You can file the Birkie under "things I will not be doing anytime soon." The race was held this weekend in the beautiful, vacation destination to the world's rich and famous -- Hayward, WI. Luckily, the Oscars are this weekend so the town was free to be overrun with crazy, spandex-laden Nordic endurance freaks instead of celebs.
I, however, was not there. I had great intentions of toe-ing the start line....but like other years, things got in the way, and another race opportunity was missed. Though perhaps that was for the best. You see, I learned a little bit about this Nordic skiing business in Utah this year....and, well....lets just say I have more work to do than I thought.
So seeing how the famous Utah snow decided to go on its own vacation during mine, (leaving consecutive 40-degree sunshine days and a crusty, glacier-like snow pack in its wake) I opted for an alternative workout at Snowbasin -- nordic skiing.
Seemed like a fun way to burn off a few calories -- and at a significantly discounted rate when compared to the lift ticket I would have bought. So I decide to take it to the next level and rent the skate skis. No graceful, classic gliding for me. No, no. I’m theoretically training for the Birkie after all. This was going to be an all-out full-body cardio fest.
Thing is, I’ve never actually tried skate-skis. And I’ve really only been on classic skis a handful of times. So why I had it in my head that I was some sort of expert on the skinny skis, I can’t explain. But I really figured this would be easy as pie.
So where did it all go so wrong?
One – if there is a crusty, glacial-like hardpack on the mountain, one should not assume that there will be soft, friendly snow on the Nordic trail. Nope. Glacial hard-pack all around.
Two – one who is somewhat familiar with the sport of skiing should know that skis are skis. Nordic, alpine, skinny, fat, whathaveu…..they are all designed to glide across snow, and are therefore quite slippery on the bottom.

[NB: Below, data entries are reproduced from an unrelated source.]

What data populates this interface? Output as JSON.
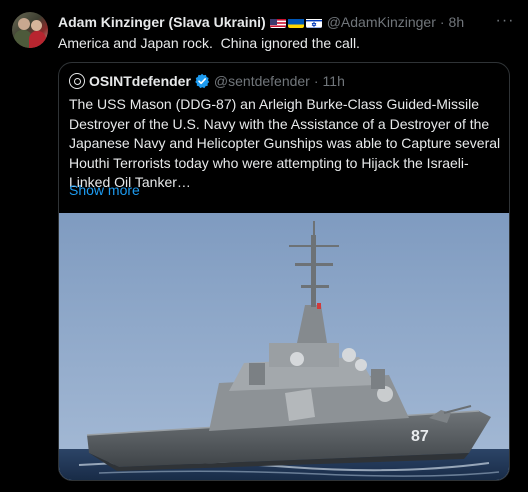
{
  "tweet": {
    "author_name": "Adam Kinzinger (Slava Ukraini)",
    "flags": [
      "us-flag",
      "ukraine-flag",
      "israel-flag"
    ],
    "handle": "@AdamKinzinger",
    "separator": "·",
    "time": "8h",
    "more_label": "···",
    "text": "America and Japan rock.  China ignored the call."
  },
  "quote": {
    "author_name": "OSINTdefender",
    "verified": true,
    "handle": "@sentdefender",
    "separator": "·",
    "time": "11h",
    "lines": [
      "The USS Mason (DDG-87) an Arleigh Burke-Class Guided-Missile",
      "Destroyer of the U.S. Navy with the Assistance of a Destroyer of the",
      "Japanese Navy and Helicopter Gunships was able to Capture several",
      "Houthi Terrorists today who were attempting to Hijack the Israeli-",
      "Linked Oil Tanker…"
    ],
    "show_more": "Show more",
    "image": {
      "subject": "navy destroyer at sea",
      "hull_number": "87"
    }
  },
  "colors": {
    "background": "#000000",
    "text": "#e7e9ea",
    "secondary": "#71767b",
    "link": "#1d9bf0",
    "border": "#2f3336"
  }
}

Three – one should not assume that the terrain will be flat just because one is not technically "on the mountain."
All of these unfounded assumptions led to quite a rude awakening for me out there on that friendly little Nordic track. Starting with the initial decent. That’s right – decent. As in, the trail started off by dropping down a big ol’ hill.
No big deal if you’re on your K2s. But these skinny little buggers are a little squirrel-ly. And slippery, did I mention slippery? Needless to say the ice crusted mound that I was supposed to so gracefully descend to send me off on my speedy little way, knocked me flat on my backside. Hard and fast. Took my tailbone days to recover. And the afternoon did not get better from there.
I don’t know how they make it look so easy. Perhaps I am woefully uncoordinated, but I might as well have been on a treadmill for as much forward progress as I seemed to be making. Old ladies were passing me. Seriously. I got lapped. By old ladies. And it was not for lack of trying. I was working my tail off , yet going absolutely nowhere.
I'm blaming the hard snow for my inability to get any sort of traction. Though, a lack of coordination may have also played a small part. At any rate, there were moments where I would be trying to move straight ahead, but find myself slipping sideways with the slight slope of the trail. My ankles were buckling and I was using muscles that I didn't even know ankles had.
Incredibly frustrating, and humbling. I really wanted to cry. I found myself thinking things like, "I would rather run a marathon than do this all afternoon!"
Clearly all my energies were being directed away from my brain because marathons are hard. Crazy-hard. And I hate running.
I have never been so happy to take off a pair of skiis and run across the parking lot to the car. Freedom!
So ya, no Birkie for me this year. Maybe next year....with a little (or a lot) of practice. And maybe some bike shorts under the spandex on those first couple training workouts.....